On a Clear Day (2005) / Drama-Comedy

MPAA Rated: PG-13 for some language
Running Time: 98 min.

Cast: Peter Mullan, Brenda Blethyn, Sean McGinley, Jamie Sives, Ron Cook, Benedict Wong, Jodhi May, Billy Boyd, Anne Marie Timoney
Director: Gaby Dellal
Screenplay: Alex Rose
Review published July 29, 2006

Set in Glasgow, Scotland, On a Clear Day stars Peter Mullan (Trainspotting, Session 9) as Frank, a hard working husband and father struggling to make ends meet after losing his longtime job that required 12-hour workdays, and consequently, little time to spend with his wife (Blethyn, A River Runs Through It) and family.  After being made redundant, Frank finds seeking a new career to be too traumatic to bear, resulting in a nervous breakdown, leaving his wife to fetch a job for herself to support them.  After a short cruise to relax, Frank redirects his focus in life to pursue what many feel is a crazy dream: to swim across the English Channel separating England and France.  

There’s little more to the story than one man trying to sublimate everything that has given him anguish in life into one major accomplishment.  Given that it’s another “career change” comic drama made in the style that many such feel-good films have been made since The Full Monty, we pretty much know what to expect from this simple tale of one man’s obsession in making something of himself after everyone tells him he won’t amount to much.
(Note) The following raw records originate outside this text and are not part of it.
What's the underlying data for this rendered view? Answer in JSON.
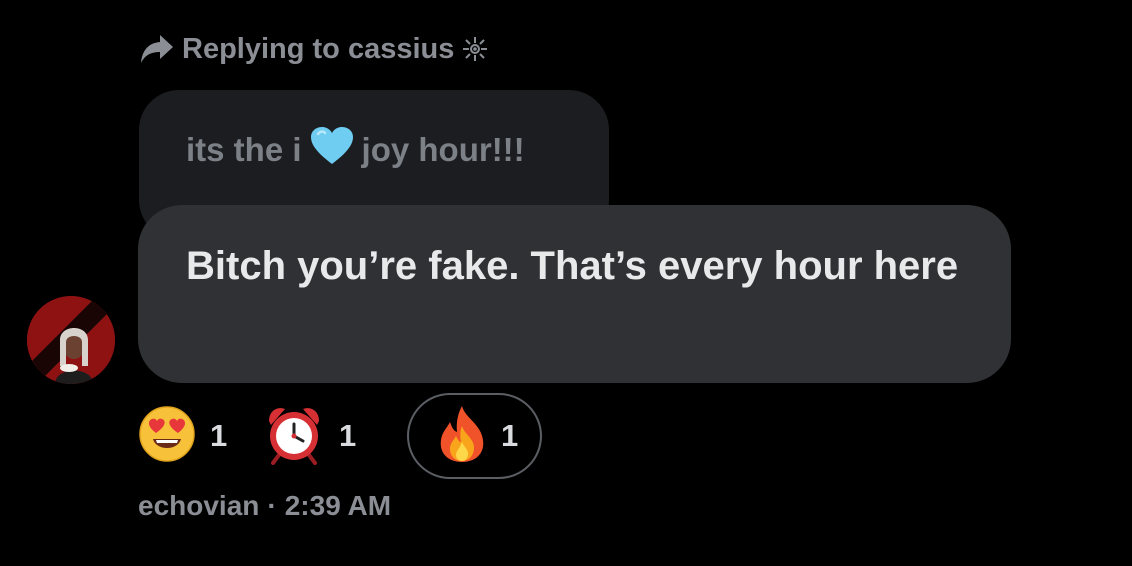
{
  "reply": {
    "prefix": "Replying to cassius",
    "icon": "sparkle-icon"
  },
  "quoted_message": {
    "text_before": "its the i",
    "emoji": "blue-heart",
    "text_after": "joy hour!!!"
  },
  "message": {
    "text": "Bitch you’re fake. That’s every hour here"
  },
  "reactions": [
    {
      "emoji": "heart-eyes",
      "count": "1",
      "selected": false
    },
    {
      "emoji": "alarm-clock",
      "count": "1",
      "selected": false
    },
    {
      "emoji": "fire",
      "count": "1",
      "selected": true
    }
  ],
  "footer": {
    "username": "echovian",
    "separator": "·",
    "time": "2:39 AM"
  },
  "colors": {
    "background": "#000000",
    "bubble": "#2f3134",
    "quoted_bubble": "#1c1d20",
    "muted_text": "#8b8f95"
  }
}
Joining the ranks of such films as Calendar Girls, Brassed Off, Greenfingers and Kinky Boots, there are enough of these formula films to justify that video stores create a new genre section just for feel-good films about wash-ups finding redemption through frivolous pursuits.    

First-time screenwriter Alex Rose’s plot might have come off as too manipulative if in the wrong hands, but director Gaby Dellal brings out the humanity in the tale without becoming overly sticky or maudlin.  The excellent cinematography by frequent Dellal collaborator David Johnson (Alien vs. Predator, An Ideal Husband) helps, especially in capturing the outdoor elegance of the ocean and beaches in all their tranquil beauty.  

The flashbacks to events that took place in the past do lend a bit of an explanation as to Frank’s determination to pursue an outwardly pointless endeavor, although these tend to be some of the moments where Dellal loses that sure hand on the tone of the film, giving us the shaken up state of mind that Frank is feeling in an all-too-obvious fashion.  The side stories involving Frank’s friends are played up for cuteness or humor value, but outside of lightening the mood of the overall piece, they serve no actual purpose to the story or themes.

On a Clear Day is thoughtful and sentimental enough to please audiences looking for something uplifting, but, like Frank, it is redundant to a large degree.  Still, it hits its marks more often than not, and the quirky characterizations make for an easy watch, so long as you aren’t expecting the impact of the story to be life altering.  The profound moments aren’t explored with enough depth to have most audiences truly moved, but the happier parts are presented richly enough to leave you smiling once it concludes.

Qwipster's rating:

©2006 Vince Leo